** TASK **
Where a line in the records below contains the string "JSON", tally it; give only the final number.

↓↓↓

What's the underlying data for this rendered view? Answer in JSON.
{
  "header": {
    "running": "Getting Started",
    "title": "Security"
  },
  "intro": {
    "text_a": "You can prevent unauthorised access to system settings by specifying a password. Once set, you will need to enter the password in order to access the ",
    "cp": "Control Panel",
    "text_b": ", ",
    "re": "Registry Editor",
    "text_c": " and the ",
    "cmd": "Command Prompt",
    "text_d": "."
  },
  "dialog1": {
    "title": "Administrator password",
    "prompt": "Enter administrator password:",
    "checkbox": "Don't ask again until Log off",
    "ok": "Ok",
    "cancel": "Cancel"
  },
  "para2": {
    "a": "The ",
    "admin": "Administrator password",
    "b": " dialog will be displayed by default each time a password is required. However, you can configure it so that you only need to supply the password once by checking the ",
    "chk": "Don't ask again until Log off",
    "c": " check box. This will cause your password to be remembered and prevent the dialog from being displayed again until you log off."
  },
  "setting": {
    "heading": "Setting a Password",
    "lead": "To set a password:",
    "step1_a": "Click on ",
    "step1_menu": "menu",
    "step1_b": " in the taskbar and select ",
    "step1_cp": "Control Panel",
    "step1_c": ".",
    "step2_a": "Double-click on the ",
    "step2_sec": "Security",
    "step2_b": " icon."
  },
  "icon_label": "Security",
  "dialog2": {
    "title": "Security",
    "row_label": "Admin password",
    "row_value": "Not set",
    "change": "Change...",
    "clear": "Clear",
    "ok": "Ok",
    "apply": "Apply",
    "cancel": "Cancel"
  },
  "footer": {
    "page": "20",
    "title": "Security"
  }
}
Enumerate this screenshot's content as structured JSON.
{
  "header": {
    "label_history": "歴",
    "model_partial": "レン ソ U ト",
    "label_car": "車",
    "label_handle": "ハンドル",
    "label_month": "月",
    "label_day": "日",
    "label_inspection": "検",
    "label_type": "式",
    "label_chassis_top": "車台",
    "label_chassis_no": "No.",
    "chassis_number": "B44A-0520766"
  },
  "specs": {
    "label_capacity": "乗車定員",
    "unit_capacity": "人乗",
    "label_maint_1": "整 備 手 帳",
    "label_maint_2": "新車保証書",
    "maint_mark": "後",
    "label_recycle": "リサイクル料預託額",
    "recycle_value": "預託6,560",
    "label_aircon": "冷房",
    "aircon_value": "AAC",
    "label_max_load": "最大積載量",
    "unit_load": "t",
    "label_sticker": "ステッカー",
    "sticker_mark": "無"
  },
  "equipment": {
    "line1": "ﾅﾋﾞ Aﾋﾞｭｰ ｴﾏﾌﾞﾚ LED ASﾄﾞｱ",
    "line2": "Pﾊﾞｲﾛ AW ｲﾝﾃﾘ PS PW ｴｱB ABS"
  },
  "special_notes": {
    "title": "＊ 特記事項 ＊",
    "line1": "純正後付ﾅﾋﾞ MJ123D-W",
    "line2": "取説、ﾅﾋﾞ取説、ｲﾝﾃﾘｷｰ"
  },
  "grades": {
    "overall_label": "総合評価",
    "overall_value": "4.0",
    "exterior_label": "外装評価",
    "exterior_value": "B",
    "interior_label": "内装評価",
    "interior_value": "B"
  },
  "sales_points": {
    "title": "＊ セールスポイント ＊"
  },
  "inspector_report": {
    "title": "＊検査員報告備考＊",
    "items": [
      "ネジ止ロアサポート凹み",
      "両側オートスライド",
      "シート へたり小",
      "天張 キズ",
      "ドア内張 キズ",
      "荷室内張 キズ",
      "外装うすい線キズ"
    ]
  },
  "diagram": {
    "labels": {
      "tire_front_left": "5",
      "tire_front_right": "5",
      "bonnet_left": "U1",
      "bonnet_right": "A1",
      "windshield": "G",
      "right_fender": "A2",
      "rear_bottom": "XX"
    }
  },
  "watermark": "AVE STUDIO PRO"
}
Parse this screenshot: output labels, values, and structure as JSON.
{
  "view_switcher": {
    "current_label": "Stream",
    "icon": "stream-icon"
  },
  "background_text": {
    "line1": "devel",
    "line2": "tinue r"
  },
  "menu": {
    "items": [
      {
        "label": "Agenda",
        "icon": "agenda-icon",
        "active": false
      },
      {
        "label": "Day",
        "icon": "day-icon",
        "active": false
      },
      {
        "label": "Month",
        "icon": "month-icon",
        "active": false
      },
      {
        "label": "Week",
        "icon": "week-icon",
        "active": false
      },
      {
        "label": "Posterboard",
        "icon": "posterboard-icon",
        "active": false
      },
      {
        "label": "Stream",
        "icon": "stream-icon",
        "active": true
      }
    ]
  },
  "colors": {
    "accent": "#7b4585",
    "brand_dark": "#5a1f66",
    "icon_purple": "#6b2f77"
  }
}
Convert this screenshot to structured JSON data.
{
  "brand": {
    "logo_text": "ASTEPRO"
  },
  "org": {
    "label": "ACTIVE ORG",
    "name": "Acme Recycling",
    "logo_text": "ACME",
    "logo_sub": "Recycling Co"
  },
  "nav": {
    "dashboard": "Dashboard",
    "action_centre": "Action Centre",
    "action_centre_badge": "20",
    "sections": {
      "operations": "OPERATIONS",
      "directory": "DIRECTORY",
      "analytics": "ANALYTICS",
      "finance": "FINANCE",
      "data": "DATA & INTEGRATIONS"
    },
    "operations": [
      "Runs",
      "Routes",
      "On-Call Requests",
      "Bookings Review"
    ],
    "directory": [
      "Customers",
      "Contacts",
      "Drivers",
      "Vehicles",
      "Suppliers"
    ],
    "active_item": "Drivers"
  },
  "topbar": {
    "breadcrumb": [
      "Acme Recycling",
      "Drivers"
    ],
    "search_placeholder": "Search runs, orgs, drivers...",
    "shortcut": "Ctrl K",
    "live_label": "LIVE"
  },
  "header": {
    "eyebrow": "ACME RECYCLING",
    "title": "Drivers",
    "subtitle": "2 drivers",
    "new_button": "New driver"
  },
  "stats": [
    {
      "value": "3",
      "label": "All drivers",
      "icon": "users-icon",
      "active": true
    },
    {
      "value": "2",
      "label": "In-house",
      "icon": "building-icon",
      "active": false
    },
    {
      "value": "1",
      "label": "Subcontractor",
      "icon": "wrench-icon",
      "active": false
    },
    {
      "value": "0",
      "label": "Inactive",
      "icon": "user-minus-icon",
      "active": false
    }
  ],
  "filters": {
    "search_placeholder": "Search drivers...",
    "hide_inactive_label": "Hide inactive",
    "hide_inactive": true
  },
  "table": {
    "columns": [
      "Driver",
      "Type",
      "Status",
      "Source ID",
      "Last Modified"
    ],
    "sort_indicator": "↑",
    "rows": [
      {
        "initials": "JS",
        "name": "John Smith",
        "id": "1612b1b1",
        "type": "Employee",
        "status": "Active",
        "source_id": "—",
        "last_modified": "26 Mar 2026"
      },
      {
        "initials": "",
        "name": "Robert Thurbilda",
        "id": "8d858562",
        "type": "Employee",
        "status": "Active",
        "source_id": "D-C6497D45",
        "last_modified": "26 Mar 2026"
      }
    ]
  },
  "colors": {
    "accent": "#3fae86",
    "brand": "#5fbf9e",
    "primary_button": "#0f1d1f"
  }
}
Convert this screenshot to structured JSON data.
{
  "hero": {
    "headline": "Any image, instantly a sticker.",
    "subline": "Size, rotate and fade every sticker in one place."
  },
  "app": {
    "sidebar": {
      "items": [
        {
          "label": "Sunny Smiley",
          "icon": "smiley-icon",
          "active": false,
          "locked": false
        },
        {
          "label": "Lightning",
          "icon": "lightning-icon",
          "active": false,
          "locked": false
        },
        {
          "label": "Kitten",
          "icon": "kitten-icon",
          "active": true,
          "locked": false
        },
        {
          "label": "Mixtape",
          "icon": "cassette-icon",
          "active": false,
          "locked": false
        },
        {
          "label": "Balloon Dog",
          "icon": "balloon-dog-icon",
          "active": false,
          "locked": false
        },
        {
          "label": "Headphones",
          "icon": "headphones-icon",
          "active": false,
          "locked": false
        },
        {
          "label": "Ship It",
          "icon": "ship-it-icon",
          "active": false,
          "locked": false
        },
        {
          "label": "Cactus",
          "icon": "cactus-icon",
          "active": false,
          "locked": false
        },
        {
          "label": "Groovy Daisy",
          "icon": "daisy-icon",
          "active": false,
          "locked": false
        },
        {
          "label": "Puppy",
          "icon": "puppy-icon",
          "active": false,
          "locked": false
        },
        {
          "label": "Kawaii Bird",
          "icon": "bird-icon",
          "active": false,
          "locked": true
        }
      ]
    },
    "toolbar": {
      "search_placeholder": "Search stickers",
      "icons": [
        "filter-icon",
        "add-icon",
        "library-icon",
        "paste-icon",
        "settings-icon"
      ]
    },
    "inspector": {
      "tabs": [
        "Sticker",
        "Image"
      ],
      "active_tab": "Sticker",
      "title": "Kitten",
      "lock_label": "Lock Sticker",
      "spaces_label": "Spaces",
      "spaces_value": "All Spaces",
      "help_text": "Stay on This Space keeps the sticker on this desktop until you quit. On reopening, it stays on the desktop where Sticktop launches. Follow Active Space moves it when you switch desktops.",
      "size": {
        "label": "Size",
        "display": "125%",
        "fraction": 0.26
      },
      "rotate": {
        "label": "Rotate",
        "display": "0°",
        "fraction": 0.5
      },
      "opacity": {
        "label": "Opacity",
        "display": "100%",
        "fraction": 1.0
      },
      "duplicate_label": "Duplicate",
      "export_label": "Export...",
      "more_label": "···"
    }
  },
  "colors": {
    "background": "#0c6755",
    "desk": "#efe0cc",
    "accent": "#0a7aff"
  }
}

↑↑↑

** FINAL ANSWER **
5